Nathan Lombard (1777-1847)
Following the Revolutionary War, cabinetmakers in urban areas began to expand toward large-scale production. These early factories set the stylistic tone for the furnishings of the new nation. In rural areas, cabinetmakers continued to work in traditional shops but their wares were influenced by the products of the larger manufacturers. Nathan Lombard exemplifies this type of small-town yet sophisticated cabinetmaker. Lombard married Delight Allen in 1802 and established a business in Sutton, Massachusetts, a growing village connected by busy turnpikes to nearby cities. He made furniture for the region’s successful merchants and farmers, probably attracting customers through his wife’s large family. Several pieces of his furniture, including the firescreen in this gallery, belonged to Ezra Allen, Delight’s second cousin.

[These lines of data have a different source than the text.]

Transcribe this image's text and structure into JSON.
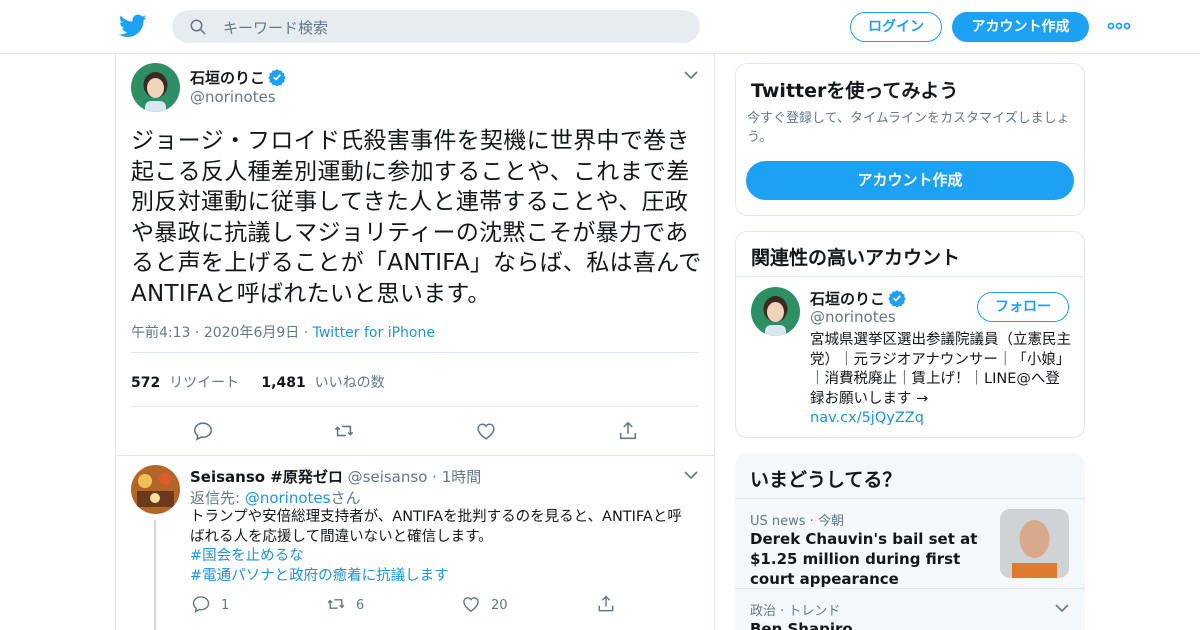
{
  "header": {
    "search_placeholder": "キーワード検索",
    "login_label": "ログイン",
    "signup_label": "アカウント作成"
  },
  "tweet": {
    "name": "石垣のりこ",
    "handle": "@norinotes",
    "text": "ジョージ・フロイド氏殺害事件を契機に世界中で巻き起こる反人種差別運動に参加することや、これまで差別反対運動に従事してきた人と連帯することや、圧政や暴政に抗議しマジョリティーの沈黙こそが暴力であると声を上げることが「ANTIFA」ならば、私は喜んでANTIFAと呼ばれたいと思います。",
    "time": "午前4:13",
    "date": "2020年6月9日",
    "source": "Twitter for iPhone",
    "retweet_count": "572",
    "retweet_label": "リツイート",
    "like_count": "1,481",
    "like_label": "いいねの数"
  },
  "reply": {
    "name": "Seisanso #原発ゼロ",
    "handle": "@seisanso",
    "time": "1時間",
    "replying_prefix": "返信先: ",
    "replying_to": "@norinotes",
    "replying_suffix": "さん",
    "text": "トランプや安倍総理支持者が、ANTIFAを批判するのを見ると、ANTIFAと呼ばれる人を応援して間違いないと確信します。",
    "hashtag1": "#国会を止めるな",
    "hashtag2": "#電通パソナと政府の癒着に抗議します",
    "reply_count": "1",
    "retweet_count": "6",
    "like_count": "20"
  },
  "sidebar": {
    "try_title": "Twitterを使ってみよう",
    "try_sub": "今すぐ登録して、タイムラインをカスタマイズしましょう。",
    "try_button": "アカウント作成",
    "related_title": "関連性の高いアカウント",
    "related_name": "石垣のりこ",
    "related_handle": "@norinotes",
    "follow_label": "フォロー",
    "related_bio": "宮城県選挙区選出参議院議員（立憲民主党）｜元ラジオアナウンサー｜「小娘」｜消費税廃止｜賃上げ！｜LINE@へ登録お願いします →",
    "related_link": "nav.cx/5jQyZZq",
    "trends_title": "いまどうしてる？",
    "trend1_category": "US news",
    "trend1_time": "今朝",
    "trend1_title": "Derek Chauvin's bail set at $1.25 million during first court appearance",
    "trend2_category": "政治 · トレンド",
    "trend2_title": "Ben Shapiro"
  },
  "colors": {
    "accent": "#1da1f2",
    "link": "#1b95e0",
    "muted": "#657786",
    "border": "#e1e8ed"
  }
}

Lombard’s inlaid designs are distinguished by their scale and exuberance. While his contemporaries often bought marquetry panels with flowers, geometric medallions, and eagles ready-made by specialists in English or American cities, Lombard developed his own interpretations of these popular motifs. He ornamented drawer fronts and tabletops with leafy vines growing from urns, often individualized with the initials of the object’s intended owner. The elongated necks and outstretched wings of his eagles lent a distinctive animation to the icon popular since the United States adopted the bird as its national symbol in 1782. Surrounding these pictorial inlays, Lombard’s dual-colored stringing and thick banding created an overall vibrancy that matched the other decoration on his furniture: boldly shaped feet, prominent finials, and intricately carved foliage.